#### Information given ####
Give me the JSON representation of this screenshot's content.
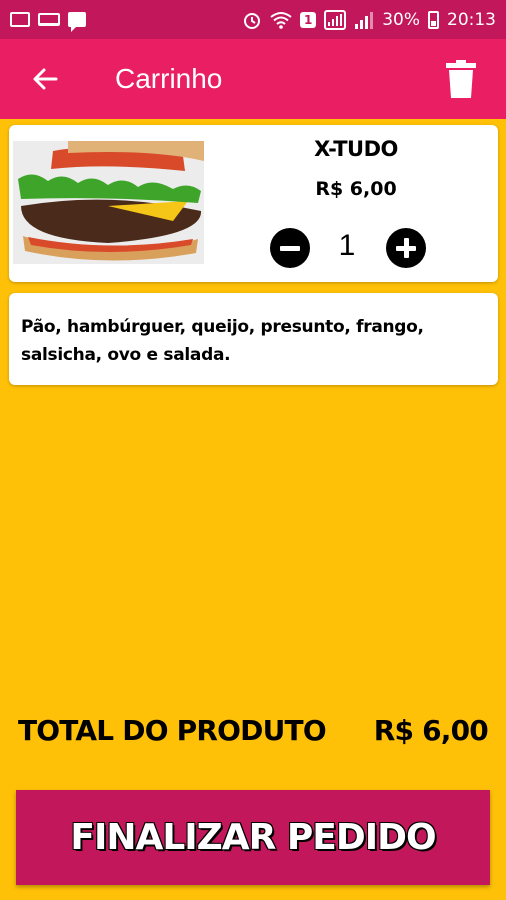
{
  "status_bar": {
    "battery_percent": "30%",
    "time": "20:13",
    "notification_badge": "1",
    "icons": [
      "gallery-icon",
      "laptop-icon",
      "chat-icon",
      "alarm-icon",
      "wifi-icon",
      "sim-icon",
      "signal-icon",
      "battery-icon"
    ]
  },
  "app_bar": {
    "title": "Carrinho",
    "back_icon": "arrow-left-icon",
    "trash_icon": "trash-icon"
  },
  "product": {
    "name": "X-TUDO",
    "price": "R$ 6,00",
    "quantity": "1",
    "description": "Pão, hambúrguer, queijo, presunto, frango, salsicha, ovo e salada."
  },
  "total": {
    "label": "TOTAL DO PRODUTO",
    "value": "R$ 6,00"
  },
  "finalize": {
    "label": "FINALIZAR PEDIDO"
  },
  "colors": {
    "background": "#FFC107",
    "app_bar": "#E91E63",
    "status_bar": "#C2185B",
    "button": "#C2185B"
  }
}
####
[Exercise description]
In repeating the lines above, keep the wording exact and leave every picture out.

[Solution to this problem]
Give me the JSON representation of this screenshot's content.
{
  "status_bar": {
    "battery_percent": "30%",
    "time": "20:13",
    "notification_badge": "1",
    "icons": [
      "gallery-icon",
      "laptop-icon",
      "chat-icon",
      "alarm-icon",
      "wifi-icon",
      "sim-icon",
      "signal-icon",
      "battery-icon"
    ]
  },
  "app_bar": {
    "title": "Carrinho",
    "back_icon": "arrow-left-icon",
    "trash_icon": "trash-icon"
  },
  "product": {
    "name": "X-TUDO",
    "price": "R$ 6,00",
    "quantity": "1",
    "description": "Pão, hambúrguer, queijo, presunto, frango, salsicha, ovo e salada."
  },
  "total": {
    "label": "TOTAL DO PRODUTO",
    "value": "R$ 6,00"
  },
  "finalize": {
    "label": "FINALIZAR PEDIDO"
  },
  "colors": {
    "background": "#FFC107",
    "app_bar": "#E91E63",
    "status_bar": "#C2185B",
    "button": "#C2185B"
  }
}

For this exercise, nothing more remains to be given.